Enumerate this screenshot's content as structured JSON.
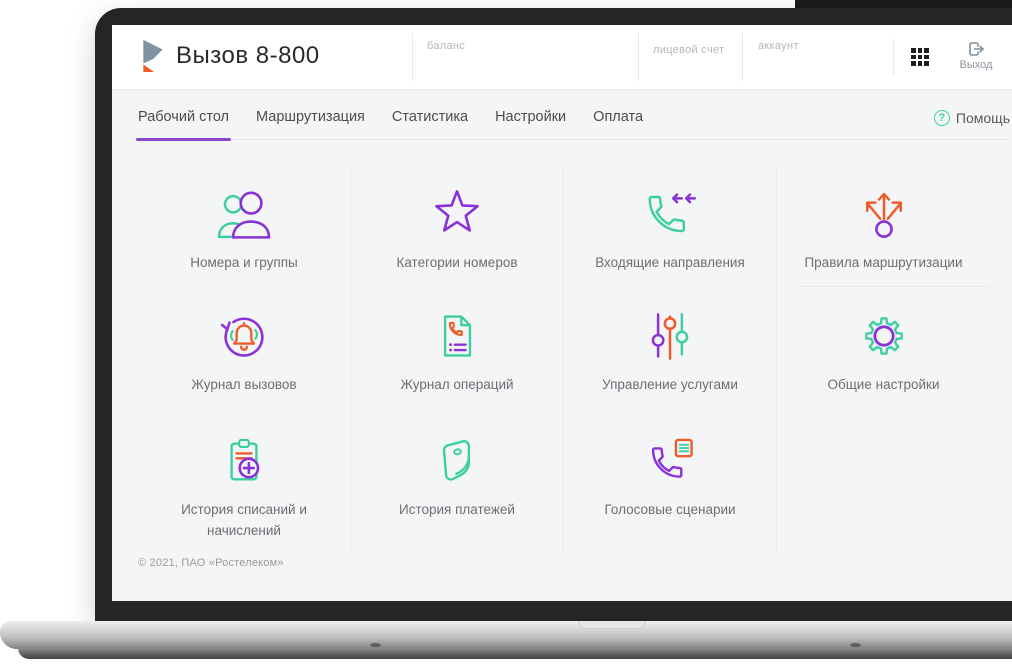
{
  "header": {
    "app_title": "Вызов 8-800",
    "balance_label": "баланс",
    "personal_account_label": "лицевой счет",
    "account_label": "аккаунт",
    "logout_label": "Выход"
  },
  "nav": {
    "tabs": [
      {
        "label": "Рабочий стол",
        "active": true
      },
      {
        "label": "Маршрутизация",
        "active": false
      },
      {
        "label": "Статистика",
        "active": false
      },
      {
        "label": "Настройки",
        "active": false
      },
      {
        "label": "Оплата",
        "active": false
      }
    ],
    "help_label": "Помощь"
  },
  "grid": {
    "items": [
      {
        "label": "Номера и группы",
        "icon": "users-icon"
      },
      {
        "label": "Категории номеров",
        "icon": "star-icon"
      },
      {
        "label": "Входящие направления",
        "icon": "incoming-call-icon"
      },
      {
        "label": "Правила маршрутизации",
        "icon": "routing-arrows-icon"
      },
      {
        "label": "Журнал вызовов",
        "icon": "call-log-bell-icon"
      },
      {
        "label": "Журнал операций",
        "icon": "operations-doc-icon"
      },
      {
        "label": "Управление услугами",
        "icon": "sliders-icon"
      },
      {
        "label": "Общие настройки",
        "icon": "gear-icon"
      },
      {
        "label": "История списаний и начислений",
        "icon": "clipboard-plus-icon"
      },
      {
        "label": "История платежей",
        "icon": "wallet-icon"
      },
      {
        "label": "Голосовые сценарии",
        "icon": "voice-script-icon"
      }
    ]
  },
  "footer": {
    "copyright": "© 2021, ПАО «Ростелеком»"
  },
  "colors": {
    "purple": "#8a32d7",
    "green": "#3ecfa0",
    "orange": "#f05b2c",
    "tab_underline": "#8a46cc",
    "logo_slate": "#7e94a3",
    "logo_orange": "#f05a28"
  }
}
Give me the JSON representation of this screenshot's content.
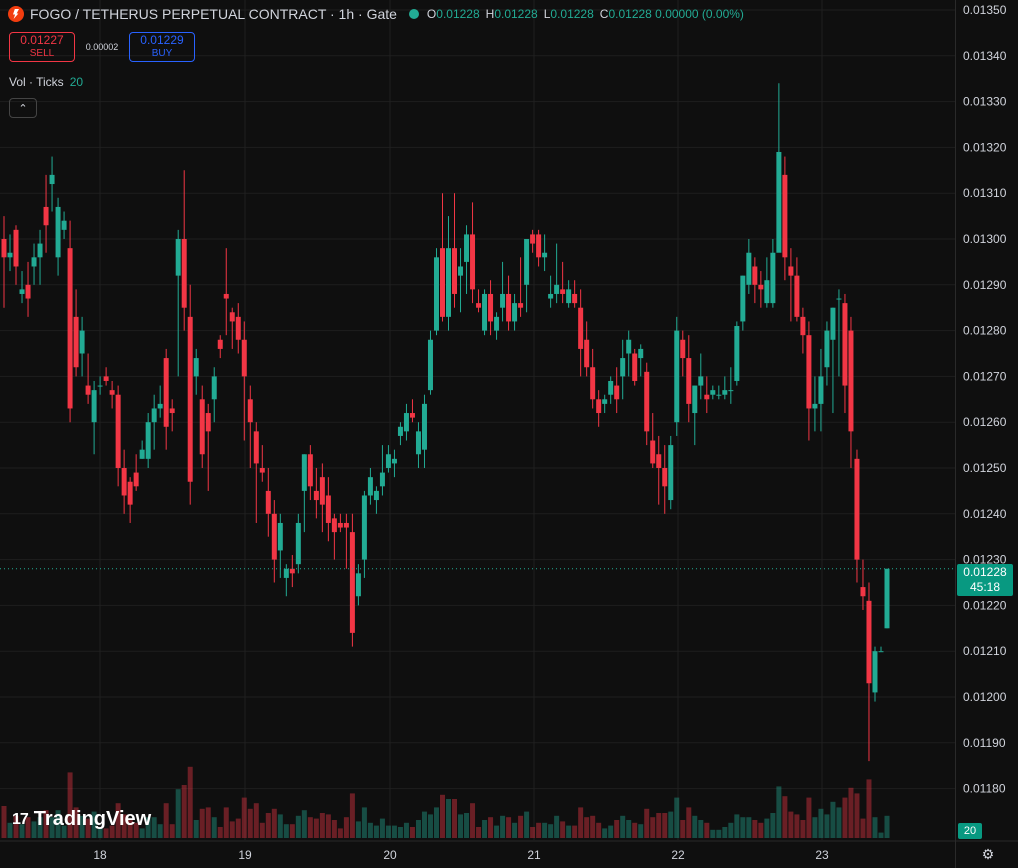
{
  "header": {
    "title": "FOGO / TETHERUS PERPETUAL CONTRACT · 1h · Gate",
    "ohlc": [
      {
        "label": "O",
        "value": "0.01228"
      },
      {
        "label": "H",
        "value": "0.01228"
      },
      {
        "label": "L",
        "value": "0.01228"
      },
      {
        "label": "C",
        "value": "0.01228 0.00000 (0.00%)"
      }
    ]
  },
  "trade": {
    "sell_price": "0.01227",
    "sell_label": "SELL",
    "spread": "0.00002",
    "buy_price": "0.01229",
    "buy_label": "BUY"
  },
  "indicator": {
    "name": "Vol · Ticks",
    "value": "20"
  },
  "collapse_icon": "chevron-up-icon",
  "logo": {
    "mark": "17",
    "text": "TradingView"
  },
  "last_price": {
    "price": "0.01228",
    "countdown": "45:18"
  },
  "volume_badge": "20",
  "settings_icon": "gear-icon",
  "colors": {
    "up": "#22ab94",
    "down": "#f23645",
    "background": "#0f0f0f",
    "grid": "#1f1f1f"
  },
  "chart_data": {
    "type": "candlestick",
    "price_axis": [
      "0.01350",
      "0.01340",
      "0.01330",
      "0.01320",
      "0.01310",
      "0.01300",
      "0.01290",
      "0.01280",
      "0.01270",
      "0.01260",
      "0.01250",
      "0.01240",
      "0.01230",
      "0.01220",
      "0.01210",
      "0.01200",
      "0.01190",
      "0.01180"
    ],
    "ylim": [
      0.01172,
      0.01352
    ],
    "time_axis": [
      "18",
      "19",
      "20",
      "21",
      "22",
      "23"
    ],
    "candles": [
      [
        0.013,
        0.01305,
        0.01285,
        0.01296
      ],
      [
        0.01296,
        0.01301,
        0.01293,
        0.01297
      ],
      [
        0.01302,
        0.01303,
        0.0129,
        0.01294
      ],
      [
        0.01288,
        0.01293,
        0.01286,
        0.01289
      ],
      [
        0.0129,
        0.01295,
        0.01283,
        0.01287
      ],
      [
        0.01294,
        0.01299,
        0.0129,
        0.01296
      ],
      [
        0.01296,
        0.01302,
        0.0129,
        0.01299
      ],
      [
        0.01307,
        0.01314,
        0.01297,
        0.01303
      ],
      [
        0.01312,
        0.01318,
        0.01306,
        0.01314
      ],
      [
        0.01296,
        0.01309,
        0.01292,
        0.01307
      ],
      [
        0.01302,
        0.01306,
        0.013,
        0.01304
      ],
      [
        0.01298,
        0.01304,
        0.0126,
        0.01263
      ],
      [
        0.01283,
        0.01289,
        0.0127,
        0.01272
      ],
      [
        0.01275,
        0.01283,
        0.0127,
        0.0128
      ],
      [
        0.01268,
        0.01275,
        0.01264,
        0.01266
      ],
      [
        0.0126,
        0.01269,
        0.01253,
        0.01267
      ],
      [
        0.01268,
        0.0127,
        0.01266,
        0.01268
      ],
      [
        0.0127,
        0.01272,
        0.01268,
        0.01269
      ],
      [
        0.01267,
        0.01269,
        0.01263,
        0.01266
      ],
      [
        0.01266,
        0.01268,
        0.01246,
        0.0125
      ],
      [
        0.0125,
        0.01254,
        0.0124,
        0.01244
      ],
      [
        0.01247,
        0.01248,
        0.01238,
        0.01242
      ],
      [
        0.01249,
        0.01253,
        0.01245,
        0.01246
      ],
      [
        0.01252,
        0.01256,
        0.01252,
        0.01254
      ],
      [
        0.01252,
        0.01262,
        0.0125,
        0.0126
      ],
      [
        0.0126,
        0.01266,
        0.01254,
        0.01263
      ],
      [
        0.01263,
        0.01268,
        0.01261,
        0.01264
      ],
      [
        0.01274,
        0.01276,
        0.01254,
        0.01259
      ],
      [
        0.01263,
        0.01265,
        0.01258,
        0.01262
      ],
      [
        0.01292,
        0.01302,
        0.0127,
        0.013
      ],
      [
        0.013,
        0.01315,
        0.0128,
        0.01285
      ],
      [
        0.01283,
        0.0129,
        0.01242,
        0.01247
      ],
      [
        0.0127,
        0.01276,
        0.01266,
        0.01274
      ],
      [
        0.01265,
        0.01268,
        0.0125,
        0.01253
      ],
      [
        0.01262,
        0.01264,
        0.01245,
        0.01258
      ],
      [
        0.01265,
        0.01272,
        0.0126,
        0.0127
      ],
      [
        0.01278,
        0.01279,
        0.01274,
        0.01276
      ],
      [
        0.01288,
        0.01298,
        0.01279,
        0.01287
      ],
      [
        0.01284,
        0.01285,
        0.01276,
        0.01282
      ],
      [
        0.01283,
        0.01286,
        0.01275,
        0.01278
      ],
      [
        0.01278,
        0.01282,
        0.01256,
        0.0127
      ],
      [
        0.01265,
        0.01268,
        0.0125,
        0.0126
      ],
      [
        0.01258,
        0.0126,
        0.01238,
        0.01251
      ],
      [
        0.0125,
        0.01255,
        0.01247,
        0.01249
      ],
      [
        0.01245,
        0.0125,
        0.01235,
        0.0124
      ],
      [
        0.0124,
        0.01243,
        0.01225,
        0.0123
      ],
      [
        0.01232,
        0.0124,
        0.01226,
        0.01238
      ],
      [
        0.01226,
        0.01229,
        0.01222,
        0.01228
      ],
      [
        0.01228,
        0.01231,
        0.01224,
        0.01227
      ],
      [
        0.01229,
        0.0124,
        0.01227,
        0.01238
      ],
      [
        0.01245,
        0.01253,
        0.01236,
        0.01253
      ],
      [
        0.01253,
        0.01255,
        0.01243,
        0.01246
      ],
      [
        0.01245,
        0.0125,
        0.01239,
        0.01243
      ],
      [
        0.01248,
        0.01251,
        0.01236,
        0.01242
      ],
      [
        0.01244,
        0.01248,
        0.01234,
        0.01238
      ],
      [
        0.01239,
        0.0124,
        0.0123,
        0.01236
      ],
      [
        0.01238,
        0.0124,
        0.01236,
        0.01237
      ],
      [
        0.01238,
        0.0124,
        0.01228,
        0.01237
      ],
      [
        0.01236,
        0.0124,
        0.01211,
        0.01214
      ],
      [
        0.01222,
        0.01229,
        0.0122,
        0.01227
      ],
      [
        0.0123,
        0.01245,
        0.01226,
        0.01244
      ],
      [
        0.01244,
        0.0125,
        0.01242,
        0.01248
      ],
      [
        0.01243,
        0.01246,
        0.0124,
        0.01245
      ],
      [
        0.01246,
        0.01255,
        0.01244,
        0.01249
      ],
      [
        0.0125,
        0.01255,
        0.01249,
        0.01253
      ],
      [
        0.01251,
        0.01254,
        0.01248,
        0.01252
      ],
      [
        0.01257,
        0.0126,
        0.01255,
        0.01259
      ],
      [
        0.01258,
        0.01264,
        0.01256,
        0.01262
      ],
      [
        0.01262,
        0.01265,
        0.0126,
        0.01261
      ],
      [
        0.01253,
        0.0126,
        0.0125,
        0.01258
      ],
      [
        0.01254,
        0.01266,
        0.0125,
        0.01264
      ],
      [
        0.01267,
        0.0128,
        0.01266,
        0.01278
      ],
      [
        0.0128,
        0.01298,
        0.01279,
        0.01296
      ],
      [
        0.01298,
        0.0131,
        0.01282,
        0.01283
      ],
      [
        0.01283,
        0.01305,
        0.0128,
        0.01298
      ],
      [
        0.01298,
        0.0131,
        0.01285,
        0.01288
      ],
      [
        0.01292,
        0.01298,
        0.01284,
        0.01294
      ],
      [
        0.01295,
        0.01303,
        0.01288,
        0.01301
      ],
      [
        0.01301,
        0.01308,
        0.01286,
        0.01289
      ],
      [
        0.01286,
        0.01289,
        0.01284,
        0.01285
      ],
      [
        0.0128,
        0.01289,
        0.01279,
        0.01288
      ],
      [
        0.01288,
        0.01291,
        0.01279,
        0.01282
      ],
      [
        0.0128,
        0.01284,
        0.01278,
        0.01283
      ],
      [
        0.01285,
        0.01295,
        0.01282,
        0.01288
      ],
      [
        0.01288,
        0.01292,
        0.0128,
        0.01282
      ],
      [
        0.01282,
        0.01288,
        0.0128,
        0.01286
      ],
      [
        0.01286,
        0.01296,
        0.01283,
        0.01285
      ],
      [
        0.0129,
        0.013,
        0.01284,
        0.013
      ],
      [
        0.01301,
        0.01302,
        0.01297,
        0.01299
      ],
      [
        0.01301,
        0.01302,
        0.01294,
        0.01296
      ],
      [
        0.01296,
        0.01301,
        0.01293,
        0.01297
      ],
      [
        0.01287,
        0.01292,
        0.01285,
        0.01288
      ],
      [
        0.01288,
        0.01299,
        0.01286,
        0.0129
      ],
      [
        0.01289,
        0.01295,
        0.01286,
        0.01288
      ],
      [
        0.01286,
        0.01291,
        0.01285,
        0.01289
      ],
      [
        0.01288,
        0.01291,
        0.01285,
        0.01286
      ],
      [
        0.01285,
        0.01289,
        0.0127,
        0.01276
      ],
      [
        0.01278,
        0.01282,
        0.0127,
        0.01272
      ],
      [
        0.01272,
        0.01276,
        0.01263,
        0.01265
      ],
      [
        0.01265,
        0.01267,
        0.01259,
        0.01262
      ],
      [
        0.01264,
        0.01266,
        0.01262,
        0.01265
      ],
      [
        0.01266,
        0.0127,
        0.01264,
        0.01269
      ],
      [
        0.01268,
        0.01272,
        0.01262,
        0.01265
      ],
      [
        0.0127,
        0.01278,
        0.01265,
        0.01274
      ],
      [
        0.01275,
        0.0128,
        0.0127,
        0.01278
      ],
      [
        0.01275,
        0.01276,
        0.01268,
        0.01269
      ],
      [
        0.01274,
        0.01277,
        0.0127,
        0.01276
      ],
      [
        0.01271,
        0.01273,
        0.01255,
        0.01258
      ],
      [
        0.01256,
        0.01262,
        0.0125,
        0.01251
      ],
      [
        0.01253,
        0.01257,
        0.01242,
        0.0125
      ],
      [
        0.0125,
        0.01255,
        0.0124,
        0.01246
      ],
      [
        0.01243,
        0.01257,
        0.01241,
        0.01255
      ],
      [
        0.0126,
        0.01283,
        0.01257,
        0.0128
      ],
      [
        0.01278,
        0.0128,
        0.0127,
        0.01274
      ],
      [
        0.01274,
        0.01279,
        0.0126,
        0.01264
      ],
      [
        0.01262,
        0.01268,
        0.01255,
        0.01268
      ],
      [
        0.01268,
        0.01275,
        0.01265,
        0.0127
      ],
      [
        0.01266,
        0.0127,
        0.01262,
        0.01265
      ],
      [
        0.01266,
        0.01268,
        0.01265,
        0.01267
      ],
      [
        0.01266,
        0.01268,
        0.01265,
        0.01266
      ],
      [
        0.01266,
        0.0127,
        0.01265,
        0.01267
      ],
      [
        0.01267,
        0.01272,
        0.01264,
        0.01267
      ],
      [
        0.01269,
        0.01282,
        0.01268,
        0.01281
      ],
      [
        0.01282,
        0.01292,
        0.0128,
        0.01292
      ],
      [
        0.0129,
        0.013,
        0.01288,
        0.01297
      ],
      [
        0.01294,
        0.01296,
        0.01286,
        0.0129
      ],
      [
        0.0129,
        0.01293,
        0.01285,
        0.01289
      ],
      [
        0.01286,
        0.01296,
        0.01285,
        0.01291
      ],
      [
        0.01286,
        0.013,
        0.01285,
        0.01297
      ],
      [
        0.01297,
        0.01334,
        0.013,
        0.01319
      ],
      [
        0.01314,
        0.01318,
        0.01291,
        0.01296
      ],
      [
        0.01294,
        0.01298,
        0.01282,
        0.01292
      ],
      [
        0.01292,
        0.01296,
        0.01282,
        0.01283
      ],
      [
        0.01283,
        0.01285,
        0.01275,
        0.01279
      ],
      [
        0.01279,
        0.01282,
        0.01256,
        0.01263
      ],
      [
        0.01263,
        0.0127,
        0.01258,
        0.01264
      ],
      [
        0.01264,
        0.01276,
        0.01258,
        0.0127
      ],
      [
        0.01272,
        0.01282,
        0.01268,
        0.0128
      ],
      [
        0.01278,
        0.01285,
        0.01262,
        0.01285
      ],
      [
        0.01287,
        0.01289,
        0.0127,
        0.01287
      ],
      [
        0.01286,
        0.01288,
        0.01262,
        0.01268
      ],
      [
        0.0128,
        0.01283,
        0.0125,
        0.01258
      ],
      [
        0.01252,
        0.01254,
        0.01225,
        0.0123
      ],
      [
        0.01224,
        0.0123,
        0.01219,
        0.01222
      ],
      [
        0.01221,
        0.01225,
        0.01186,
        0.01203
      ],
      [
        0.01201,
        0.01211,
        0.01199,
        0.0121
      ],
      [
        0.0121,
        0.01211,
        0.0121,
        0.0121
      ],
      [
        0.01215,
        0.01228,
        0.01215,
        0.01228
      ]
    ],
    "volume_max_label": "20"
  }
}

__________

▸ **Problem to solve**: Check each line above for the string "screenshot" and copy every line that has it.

▸ **Answer to this exercise**:
Enumerate this screenshot's content as structured JSON.
Give me the JSON representation of this screenshot's content.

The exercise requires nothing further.